_ACTIVITY_
What is needed is an exact copy of the lines from the one containing "Give me the" through the final line of the material below.

_EXERCISE DATA_
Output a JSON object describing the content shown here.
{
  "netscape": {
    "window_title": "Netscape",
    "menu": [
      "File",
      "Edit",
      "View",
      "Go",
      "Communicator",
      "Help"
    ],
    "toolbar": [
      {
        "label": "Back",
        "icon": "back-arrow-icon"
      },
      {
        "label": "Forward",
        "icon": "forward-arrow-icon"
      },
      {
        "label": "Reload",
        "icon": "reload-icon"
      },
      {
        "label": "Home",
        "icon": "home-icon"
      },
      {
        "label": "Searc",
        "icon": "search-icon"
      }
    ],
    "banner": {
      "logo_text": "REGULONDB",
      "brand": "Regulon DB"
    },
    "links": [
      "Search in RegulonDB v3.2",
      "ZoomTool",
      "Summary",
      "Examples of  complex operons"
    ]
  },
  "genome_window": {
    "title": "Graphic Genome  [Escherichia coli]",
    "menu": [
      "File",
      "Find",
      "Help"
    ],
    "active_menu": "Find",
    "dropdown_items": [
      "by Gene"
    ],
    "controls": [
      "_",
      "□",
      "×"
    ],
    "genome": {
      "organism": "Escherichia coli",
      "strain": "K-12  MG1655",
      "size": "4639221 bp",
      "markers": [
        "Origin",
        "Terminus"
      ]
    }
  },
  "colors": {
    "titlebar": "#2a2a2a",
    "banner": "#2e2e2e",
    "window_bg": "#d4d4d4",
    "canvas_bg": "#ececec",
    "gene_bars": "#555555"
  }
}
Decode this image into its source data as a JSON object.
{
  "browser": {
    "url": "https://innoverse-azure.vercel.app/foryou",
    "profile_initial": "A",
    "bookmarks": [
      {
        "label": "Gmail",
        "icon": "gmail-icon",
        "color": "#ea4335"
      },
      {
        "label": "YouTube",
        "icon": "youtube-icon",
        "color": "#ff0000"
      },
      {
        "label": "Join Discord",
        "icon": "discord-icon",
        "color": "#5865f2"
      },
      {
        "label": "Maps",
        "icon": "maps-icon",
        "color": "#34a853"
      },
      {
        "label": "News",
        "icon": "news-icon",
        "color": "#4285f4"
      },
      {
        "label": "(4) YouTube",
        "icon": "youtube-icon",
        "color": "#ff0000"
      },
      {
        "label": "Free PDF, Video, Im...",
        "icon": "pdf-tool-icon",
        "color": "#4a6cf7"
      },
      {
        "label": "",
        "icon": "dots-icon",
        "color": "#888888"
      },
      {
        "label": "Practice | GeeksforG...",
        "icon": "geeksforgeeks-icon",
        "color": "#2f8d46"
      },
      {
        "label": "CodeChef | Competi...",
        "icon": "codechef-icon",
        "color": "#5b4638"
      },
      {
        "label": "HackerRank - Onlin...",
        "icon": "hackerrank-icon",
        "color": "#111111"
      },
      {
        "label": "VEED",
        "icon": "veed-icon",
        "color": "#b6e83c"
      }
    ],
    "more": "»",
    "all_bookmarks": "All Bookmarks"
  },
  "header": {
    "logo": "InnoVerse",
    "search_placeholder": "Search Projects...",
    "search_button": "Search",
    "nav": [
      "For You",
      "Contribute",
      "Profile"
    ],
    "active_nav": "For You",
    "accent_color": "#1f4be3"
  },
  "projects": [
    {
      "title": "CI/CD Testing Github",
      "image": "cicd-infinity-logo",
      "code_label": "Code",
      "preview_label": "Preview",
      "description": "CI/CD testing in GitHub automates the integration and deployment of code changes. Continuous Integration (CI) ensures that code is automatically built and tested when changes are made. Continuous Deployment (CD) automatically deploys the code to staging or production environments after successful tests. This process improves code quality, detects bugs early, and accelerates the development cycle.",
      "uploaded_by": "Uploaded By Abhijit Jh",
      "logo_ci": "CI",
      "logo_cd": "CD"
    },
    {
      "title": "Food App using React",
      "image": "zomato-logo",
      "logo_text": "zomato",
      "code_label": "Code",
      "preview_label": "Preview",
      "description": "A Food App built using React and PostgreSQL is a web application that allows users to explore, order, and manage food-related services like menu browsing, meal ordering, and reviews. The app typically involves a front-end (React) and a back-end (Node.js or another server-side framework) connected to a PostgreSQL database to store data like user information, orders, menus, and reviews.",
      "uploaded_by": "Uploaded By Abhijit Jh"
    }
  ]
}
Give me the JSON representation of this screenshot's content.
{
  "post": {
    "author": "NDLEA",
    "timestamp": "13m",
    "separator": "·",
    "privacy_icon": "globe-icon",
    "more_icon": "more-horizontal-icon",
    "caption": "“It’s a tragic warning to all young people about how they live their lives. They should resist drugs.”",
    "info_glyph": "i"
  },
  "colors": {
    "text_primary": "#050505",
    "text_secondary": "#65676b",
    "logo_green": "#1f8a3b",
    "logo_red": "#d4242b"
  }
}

_EXERCISE RESULT_
Give me the JSON representation of this screenshot's content.
{
  "post": {
    "author": "NDLEA",
    "timestamp": "13m",
    "separator": "·",
    "privacy_icon": "globe-icon",
    "more_icon": "more-horizontal-icon",
    "caption": "“It’s a tragic warning to all young people about how they live their lives. They should resist drugs.”",
    "info_glyph": "i"
  },
  "colors": {
    "text_primary": "#050505",
    "text_secondary": "#65676b",
    "logo_green": "#1f8a3b",
    "logo_red": "#d4242b"
  }
}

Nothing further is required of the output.